What the exercise asks.
State how many lines below hold the word "split". Give that number and no other text.

Data to process.
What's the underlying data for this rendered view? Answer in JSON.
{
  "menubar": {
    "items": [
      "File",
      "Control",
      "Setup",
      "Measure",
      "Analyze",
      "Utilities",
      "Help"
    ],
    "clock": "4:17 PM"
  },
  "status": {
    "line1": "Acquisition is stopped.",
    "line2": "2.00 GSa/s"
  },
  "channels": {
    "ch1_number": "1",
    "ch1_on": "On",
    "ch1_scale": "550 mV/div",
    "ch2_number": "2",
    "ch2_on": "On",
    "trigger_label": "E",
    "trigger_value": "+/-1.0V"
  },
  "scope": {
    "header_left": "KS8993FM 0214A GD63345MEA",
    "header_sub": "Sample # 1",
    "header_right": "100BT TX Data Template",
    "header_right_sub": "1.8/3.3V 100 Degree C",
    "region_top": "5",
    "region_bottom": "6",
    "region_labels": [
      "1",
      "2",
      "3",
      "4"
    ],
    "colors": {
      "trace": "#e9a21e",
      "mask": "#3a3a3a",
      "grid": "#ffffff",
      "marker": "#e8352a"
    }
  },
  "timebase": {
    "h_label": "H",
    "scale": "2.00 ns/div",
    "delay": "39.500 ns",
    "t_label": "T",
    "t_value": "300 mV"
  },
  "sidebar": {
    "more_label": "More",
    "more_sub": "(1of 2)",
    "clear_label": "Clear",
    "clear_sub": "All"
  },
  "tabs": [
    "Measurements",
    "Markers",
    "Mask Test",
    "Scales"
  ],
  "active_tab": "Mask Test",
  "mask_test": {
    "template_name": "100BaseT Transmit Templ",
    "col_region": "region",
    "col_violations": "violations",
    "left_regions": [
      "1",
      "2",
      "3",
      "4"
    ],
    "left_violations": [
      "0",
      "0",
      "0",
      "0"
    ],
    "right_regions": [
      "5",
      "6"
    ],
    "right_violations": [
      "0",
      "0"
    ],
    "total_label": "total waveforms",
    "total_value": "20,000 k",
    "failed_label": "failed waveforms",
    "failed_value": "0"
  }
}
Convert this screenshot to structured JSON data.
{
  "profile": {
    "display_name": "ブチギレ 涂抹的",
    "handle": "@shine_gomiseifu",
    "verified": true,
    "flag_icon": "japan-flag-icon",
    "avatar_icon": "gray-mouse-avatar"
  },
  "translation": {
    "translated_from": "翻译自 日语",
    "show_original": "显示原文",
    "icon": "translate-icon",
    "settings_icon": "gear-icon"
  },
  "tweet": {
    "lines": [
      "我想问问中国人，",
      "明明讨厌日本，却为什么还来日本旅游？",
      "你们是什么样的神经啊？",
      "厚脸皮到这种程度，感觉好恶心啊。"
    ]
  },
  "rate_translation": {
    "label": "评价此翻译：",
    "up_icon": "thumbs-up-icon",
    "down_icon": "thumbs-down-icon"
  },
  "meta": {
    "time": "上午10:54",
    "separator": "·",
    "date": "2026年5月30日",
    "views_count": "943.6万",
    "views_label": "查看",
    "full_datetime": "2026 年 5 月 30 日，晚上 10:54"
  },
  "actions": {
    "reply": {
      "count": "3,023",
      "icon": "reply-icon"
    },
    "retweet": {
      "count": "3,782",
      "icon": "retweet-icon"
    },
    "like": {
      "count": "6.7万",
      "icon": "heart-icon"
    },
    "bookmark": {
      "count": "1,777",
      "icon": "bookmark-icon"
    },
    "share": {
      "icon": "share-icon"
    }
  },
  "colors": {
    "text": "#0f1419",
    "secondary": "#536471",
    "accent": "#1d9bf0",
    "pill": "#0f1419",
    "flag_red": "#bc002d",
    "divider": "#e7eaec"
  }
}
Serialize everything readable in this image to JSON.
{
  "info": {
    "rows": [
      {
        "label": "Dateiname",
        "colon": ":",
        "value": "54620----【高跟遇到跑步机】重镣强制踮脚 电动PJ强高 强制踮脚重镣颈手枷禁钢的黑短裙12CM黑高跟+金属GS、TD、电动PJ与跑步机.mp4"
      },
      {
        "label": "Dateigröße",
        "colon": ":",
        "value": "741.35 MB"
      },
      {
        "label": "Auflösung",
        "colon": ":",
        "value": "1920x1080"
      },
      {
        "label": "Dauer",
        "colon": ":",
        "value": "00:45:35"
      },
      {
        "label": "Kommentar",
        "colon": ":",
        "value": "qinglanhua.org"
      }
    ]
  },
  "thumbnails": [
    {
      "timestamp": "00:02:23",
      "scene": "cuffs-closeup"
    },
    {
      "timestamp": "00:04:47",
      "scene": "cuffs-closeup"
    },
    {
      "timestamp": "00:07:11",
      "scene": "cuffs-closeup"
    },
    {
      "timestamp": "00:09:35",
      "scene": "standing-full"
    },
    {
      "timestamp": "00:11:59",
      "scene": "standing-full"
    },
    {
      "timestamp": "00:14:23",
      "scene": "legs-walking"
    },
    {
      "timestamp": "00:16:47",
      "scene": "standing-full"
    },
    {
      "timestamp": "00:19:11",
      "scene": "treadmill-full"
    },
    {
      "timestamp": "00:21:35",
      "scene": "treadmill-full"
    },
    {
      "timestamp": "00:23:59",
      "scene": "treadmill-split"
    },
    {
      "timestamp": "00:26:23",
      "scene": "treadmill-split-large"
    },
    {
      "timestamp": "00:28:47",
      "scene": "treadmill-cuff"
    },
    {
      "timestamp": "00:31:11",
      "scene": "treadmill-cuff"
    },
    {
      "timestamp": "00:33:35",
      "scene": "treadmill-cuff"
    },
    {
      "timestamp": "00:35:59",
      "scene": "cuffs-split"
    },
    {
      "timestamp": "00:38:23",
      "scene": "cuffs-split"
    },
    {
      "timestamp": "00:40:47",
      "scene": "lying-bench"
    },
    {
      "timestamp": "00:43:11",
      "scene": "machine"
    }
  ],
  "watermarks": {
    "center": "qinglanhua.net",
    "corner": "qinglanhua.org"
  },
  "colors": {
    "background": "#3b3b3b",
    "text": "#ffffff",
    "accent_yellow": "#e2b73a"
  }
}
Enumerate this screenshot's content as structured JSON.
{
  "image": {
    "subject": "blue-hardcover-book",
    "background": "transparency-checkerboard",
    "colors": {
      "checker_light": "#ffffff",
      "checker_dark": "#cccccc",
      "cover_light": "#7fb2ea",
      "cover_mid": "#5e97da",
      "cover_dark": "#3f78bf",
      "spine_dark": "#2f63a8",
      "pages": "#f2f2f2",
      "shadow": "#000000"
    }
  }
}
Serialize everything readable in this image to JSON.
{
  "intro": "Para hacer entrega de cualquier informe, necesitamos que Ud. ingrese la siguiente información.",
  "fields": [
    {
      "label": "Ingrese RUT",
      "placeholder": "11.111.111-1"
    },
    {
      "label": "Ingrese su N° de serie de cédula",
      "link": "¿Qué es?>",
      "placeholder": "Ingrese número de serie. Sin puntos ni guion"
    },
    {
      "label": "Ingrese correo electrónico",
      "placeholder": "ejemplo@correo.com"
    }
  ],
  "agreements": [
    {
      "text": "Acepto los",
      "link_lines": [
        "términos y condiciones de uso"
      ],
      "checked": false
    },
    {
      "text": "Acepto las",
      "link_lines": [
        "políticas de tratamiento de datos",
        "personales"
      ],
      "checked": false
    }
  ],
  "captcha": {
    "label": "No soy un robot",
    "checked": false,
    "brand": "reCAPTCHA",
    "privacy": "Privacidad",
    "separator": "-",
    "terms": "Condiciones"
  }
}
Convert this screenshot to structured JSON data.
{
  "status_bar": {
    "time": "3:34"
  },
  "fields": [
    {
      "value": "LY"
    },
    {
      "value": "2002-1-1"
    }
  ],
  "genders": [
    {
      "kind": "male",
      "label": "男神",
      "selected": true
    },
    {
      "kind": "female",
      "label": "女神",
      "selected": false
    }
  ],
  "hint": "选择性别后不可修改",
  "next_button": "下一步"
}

Solved problem.
4